» **What is being asked**: Repeat the lines of the data exactly and exclude any picture among them.

◆ ◆ ◆ ◆ ◆

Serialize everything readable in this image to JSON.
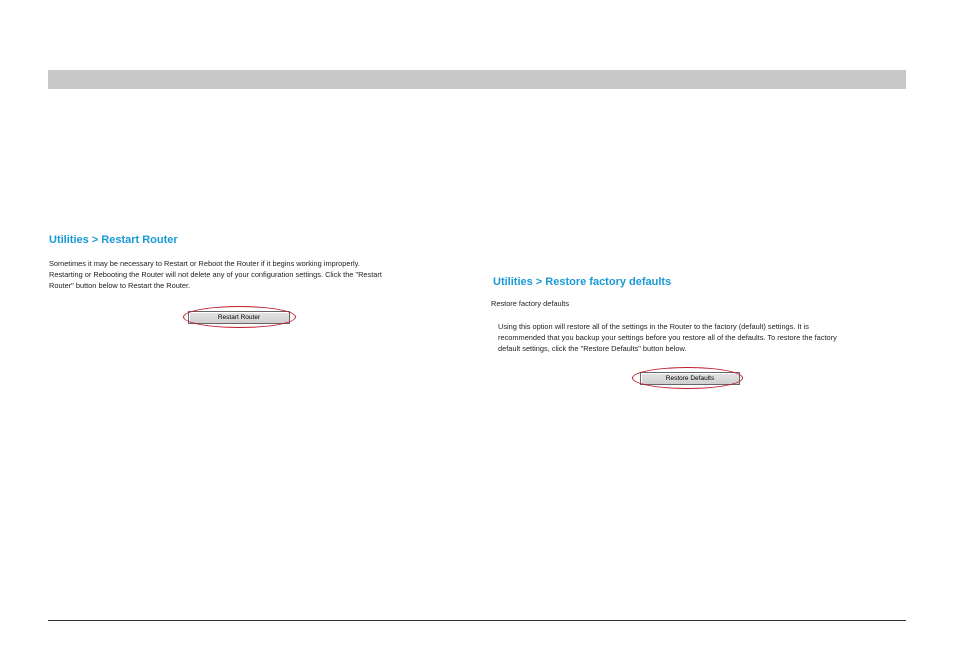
{
  "restart_section": {
    "title": "Utilities > Restart Router",
    "description_lines": [
      "Sometimes it may be necessary to Restart or Reboot the Router if it begins working improperly.",
      "Restarting or Rebooting the Router will not delete any of your configuration settings. Click the \"Restart",
      "Router\" button below to Restart the Router."
    ],
    "button_label": "Restart Router"
  },
  "restore_section": {
    "title": "Utilities > Restore factory defaults",
    "subtitle": "Restore factory defaults",
    "description_lines": [
      "Using this option will restore all of the settings in the Router to the factory (default) settings. It is",
      "recommended that you backup your settings before you restore all of the defaults. To restore the factory",
      "default settings, click the \"Restore Defaults\" button below."
    ],
    "button_label": "Restore Defaults"
  },
  "colors": {
    "title_blue": "#1a9ad6",
    "header_bar_gray": "#c8c8c8",
    "highlight_red": "#c01a28"
  }
}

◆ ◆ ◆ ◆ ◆

» **Written answer**:
Serialize everything readable in this image to JSON.
{
  "restart_section": {
    "title": "Utilities > Restart Router",
    "description_lines": [
      "Sometimes it may be necessary to Restart or Reboot the Router if it begins working improperly.",
      "Restarting or Rebooting the Router will not delete any of your configuration settings. Click the \"Restart",
      "Router\" button below to Restart the Router."
    ],
    "button_label": "Restart Router"
  },
  "restore_section": {
    "title": "Utilities > Restore factory defaults",
    "subtitle": "Restore factory defaults",
    "description_lines": [
      "Using this option will restore all of the settings in the Router to the factory (default) settings. It is",
      "recommended that you backup your settings before you restore all of the defaults. To restore the factory",
      "default settings, click the \"Restore Defaults\" button below."
    ],
    "button_label": "Restore Defaults"
  },
  "colors": {
    "title_blue": "#1a9ad6",
    "header_bar_gray": "#c8c8c8",
    "highlight_red": "#c01a28"
  }
}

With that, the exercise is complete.